Timing Opens Door Wide To Needed County Charter Reform
By Michael Lewis
Charter questions on Tuesday’s ballot are the first of a vital list. Whatever the outcome, Miami-Dade commissioners should empanel a team to dissect other issues and offer voters options.
Tuesday’s vote won’t register reform demand. In a Republican primary, most independents and Democrats won’t turn out. Charter votes will be few.
Poorly crafted questions also don’t lure eager citizens. One has two parts and the other three, and voters will be torn whether to support either.
The first question would double the period to petition for ballot initiatives, which aids democracy. But it also would force a wait to vote until a general election, slowing the democratic process while cutting election costs.
The other question is even more mixed. It would raise commission salaries to a scale Florida imposes elsewhere to attract candidates who couldn’t serve for the current $6,000 but could for a proposed $92,097. That would improve candidate crops.
But passage would force commissioners to quit outside jobs. Few elected posts in this nation demand that. The ideal of citizen lawmaker would thus become professional politician. Policing could be a nightmare as spouses slip into commissioners’ former jobs, muddying who is really at work.
The ballot question would also limit commissioners to two four-year terms but exempt time now served. Since the aim is job turnover, the exemption is huge.
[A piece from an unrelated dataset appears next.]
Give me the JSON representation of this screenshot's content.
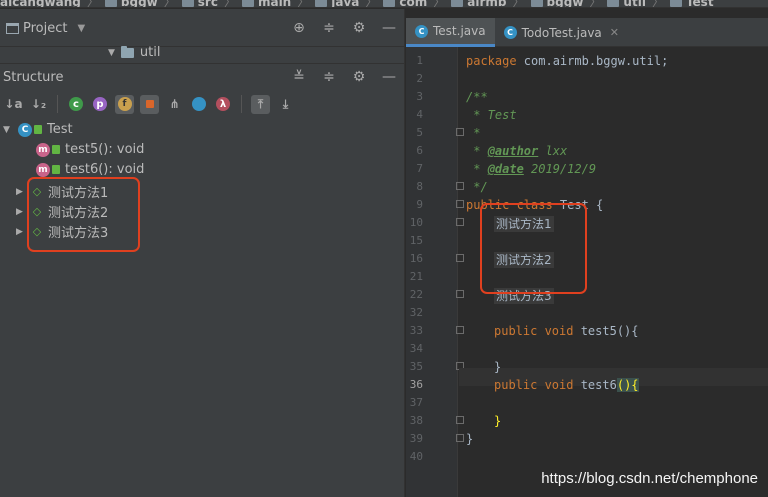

Then, look at what happened when the legislature limited service to eight years. Everyone started jockeying for the next job on the first day as vital institutional memory shifted to staff and lobbyists, whose power grew as legislators’ clout diminished.
Combine those elements and unintended consequences kick in.
Commissioners would be cut off from outside work for eight years yet grow to rely on $92,000. On leaving office, few would have jobs waiting. Their best shot to retain their pay level would be to work as lobbyists or for winners of contracts via commission votes.
This charter change could thus, quite unintentionally, turn citizen lawmakers into lifetime political operatives.
Whether or not these questions pass, far more important issues loom but could reach voters only via a formal charter review.
Those include whether to end a misguided unification of manager and mayor. A mayor is a politician who leads through vision. A manager is a civil servant who carries out visions of others. Few persons embody both.
Another key question is whether to elect commissioners at large as we used to instead of all by district. At-large commissioners face a broad constituency. Our structure now systematizes parochialism.
We should also question how large a commission should be. Is 13 sacrosanct?
We might also outlaw slush funds that allow each commissioner to spend almost $1 million a year on anything at all.
We might limit campaign spending. As campaign costs rise, it’s harder to unseat incumbents. Those needing favors fund sitting candidates. Should we continue to institutionalize that disadvantage to challengers?
Should we strip commissioners of the power to approve contracts? State legislators can’t, nor can Congress. But at the county it builds campaign contributions while raising the ultimate cost of contracts to taxpayers.
The 1957 charter intended the county to handle regional issues, leaving nuts and bolts to cities. Yet many residents aren’t in cities. Should the charter finally move us toward two-tier local government?
Should we limit recall? We just ousted an honest mayor and commissioner by recall. Results appear good, but waving recall threats whenever a powerful bloc seeks something special can let terror subvert democracy.
Finally, should a review team seek a charter change so that future reviews would put questions directly to voters? We’ve seen how poorly the commission has constructed the issues on today’s ballot and the dangers of piecemeal charter review. Let’s institutionalize a better way.
As we do that, institutionalize charter review at arm’s length from the commission. While the charter demands a review each five years, commissioners often ignore that — as they seem poised to do in this, the fifth year since the last review.
Fortunately, six of 13 commissioners face August reelection and a seventh, Chairman Joe Martinez, will run for mayor. That majority in the public eye should be primed to offer charter review for two reasons:
First, they’d be reformers, not roadblocks.
Second, a charter review wouldn’t end until after the election. They’d be reelected before they actually had to let the public vote on anything.
Call it cynical, but it’s one way to kick off charter review.
A review isn’t always reform: impartial citizens can be as wrong as commissioners, though they’d have far smaller stakes in impeding the democratic process.